/---
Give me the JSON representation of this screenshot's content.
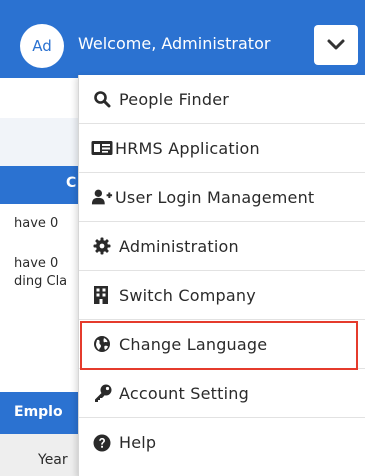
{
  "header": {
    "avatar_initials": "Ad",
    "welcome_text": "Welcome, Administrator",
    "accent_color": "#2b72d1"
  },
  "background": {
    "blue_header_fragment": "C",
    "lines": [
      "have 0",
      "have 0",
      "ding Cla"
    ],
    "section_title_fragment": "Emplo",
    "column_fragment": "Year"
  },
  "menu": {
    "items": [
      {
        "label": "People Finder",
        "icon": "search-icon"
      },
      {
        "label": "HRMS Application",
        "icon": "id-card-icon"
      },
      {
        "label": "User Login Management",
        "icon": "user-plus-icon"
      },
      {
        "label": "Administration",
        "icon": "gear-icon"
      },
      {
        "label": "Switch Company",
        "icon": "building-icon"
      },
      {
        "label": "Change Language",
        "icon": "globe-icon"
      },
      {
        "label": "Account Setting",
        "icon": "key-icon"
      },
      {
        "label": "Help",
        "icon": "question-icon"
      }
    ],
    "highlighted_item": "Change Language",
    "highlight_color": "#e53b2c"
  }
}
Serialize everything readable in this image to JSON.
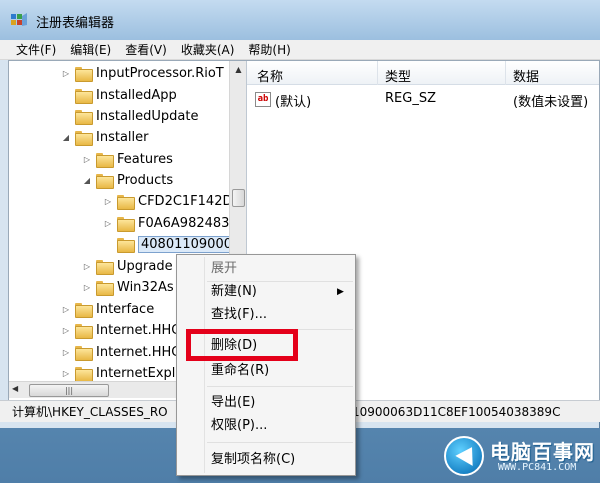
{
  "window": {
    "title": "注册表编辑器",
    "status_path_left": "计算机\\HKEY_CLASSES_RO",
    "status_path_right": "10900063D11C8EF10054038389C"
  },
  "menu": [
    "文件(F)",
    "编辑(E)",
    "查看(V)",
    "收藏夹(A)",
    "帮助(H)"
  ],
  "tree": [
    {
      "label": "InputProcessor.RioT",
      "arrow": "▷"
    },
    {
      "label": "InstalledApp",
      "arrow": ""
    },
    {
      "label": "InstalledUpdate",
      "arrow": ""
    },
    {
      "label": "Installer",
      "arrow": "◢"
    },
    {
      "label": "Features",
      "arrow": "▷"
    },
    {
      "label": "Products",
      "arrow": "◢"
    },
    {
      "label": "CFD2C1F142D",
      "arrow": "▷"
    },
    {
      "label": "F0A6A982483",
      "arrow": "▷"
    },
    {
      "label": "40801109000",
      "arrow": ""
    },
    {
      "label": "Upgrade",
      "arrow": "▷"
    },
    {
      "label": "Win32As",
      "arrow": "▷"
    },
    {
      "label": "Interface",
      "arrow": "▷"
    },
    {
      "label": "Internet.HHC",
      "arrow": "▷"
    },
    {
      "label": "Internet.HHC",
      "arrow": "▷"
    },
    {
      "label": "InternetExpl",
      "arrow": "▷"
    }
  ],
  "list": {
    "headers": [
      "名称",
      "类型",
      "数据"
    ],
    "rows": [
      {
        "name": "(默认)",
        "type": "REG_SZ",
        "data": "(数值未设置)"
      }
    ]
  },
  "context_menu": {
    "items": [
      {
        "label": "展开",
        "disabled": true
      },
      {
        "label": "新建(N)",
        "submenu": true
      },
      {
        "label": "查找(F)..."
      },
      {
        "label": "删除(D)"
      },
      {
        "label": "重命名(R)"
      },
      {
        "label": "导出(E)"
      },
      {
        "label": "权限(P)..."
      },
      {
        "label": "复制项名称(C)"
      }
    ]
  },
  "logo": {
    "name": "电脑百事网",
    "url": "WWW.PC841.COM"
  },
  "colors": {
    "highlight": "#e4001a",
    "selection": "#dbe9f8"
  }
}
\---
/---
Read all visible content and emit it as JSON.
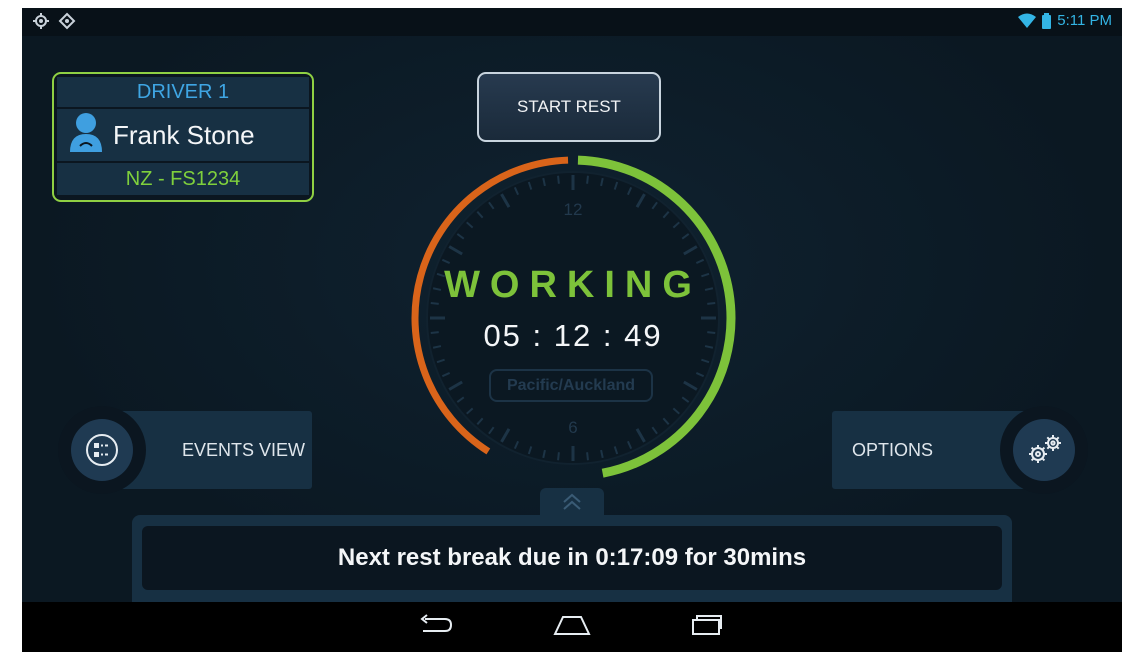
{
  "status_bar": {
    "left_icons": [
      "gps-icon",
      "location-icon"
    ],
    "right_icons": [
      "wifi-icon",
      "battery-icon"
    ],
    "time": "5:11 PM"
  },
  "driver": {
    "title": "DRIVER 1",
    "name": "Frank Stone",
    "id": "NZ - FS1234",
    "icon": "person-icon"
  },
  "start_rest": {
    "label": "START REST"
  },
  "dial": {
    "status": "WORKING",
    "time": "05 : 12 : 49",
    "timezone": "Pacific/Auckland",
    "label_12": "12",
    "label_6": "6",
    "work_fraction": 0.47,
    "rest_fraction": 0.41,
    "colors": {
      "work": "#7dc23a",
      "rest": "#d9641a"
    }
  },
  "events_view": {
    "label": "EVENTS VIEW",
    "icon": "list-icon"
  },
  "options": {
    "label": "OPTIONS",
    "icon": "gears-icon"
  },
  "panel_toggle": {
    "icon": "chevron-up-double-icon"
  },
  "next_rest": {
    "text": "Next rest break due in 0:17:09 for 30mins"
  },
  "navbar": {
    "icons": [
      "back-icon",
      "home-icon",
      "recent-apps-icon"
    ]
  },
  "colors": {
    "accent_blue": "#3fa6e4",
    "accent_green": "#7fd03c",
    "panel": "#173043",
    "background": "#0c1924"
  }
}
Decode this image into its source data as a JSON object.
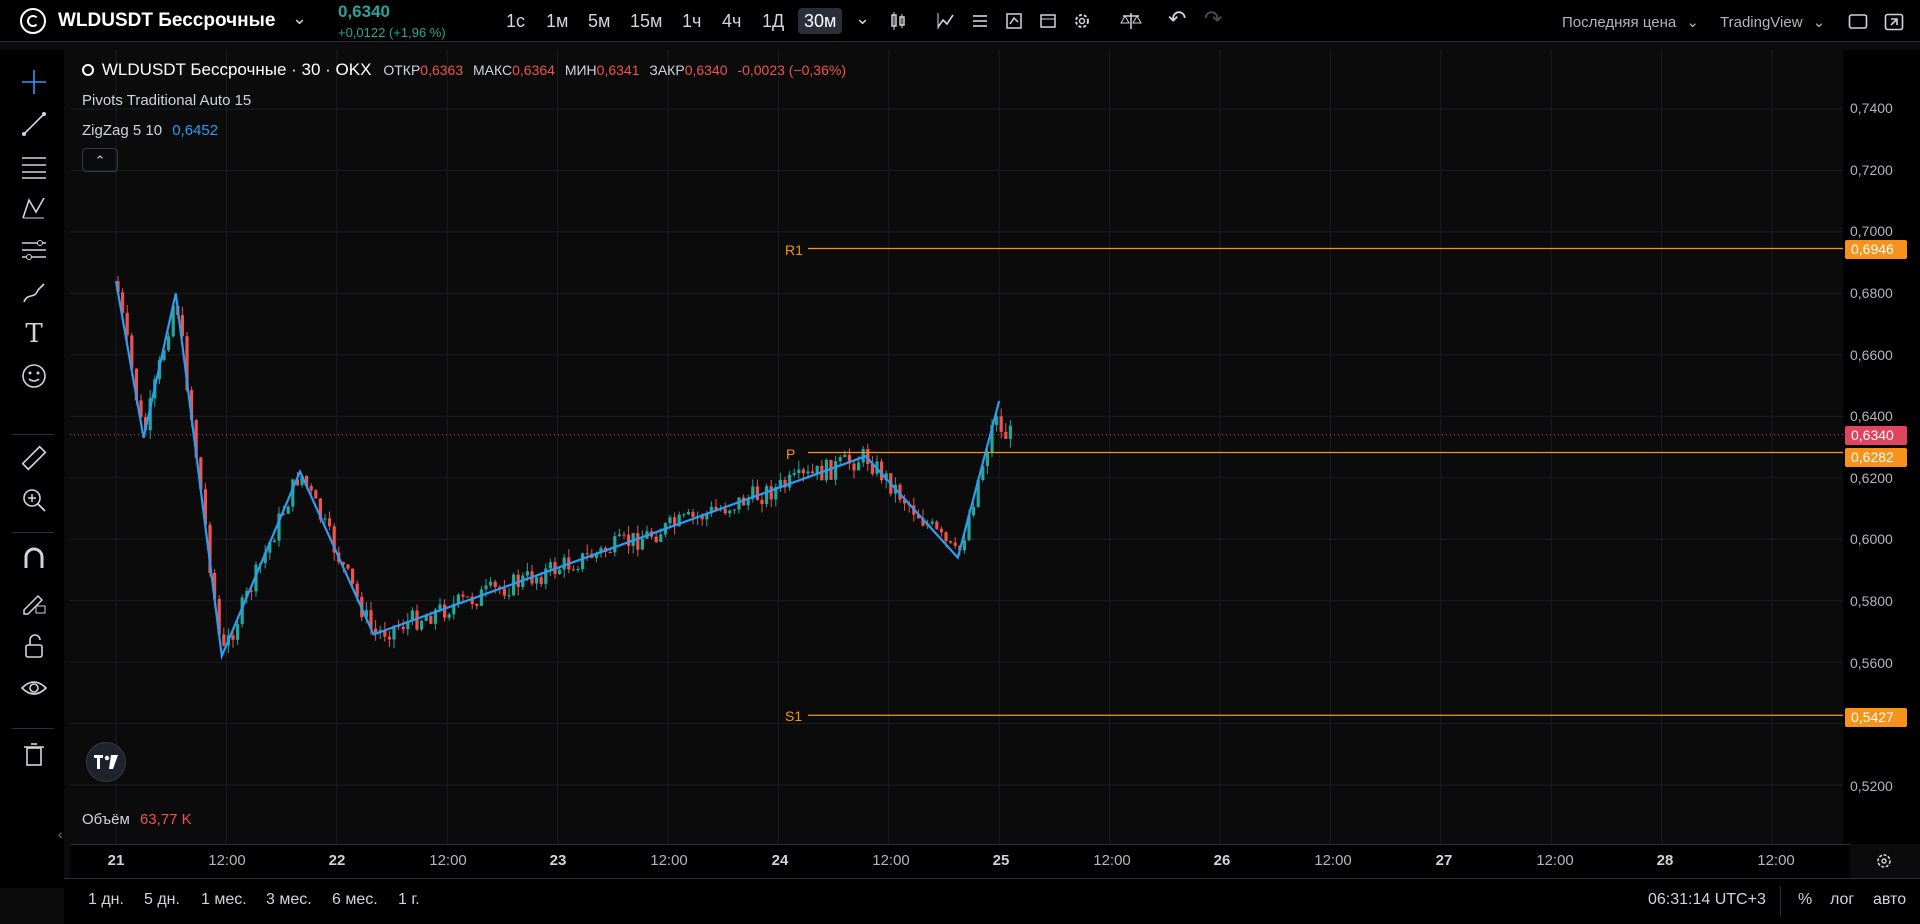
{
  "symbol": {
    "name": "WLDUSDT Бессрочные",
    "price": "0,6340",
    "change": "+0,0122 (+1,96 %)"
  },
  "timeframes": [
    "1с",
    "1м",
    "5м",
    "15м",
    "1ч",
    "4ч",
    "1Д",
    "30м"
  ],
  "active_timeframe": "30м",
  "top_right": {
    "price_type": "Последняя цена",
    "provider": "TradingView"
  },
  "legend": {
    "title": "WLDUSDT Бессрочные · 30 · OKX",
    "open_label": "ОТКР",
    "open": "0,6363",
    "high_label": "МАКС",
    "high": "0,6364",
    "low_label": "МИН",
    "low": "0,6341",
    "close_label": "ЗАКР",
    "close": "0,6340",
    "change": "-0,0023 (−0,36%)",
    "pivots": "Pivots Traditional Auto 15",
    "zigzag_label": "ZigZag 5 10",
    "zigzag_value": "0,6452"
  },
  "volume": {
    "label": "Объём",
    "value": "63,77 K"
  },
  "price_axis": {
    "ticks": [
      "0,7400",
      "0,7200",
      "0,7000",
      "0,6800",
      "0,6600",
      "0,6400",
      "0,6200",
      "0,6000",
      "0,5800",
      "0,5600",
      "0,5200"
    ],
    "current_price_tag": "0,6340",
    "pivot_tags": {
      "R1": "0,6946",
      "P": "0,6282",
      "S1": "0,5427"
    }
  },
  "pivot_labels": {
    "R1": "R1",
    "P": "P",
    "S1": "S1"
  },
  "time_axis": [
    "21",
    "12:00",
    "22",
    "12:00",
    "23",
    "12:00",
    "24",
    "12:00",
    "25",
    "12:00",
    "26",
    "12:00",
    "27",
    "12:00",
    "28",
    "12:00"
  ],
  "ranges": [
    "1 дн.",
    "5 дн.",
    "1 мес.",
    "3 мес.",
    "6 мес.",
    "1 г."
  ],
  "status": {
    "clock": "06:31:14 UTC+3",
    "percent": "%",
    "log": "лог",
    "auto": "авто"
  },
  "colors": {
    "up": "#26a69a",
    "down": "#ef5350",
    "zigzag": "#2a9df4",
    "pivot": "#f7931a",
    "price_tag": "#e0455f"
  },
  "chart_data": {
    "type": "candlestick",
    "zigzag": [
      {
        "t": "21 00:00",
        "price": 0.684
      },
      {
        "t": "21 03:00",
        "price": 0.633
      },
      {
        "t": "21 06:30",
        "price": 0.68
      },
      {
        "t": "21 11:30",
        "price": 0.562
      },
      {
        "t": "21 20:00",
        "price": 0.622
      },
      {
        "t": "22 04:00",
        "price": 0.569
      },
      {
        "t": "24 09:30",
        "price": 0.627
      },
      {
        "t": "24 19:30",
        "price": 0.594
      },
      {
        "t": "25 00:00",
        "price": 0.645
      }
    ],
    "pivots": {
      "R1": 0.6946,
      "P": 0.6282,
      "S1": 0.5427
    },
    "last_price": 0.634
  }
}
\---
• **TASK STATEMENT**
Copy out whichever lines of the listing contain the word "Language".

• **ANSWER AREA**
        "label": "Change Language",
    "highlighted_item": "Change Language",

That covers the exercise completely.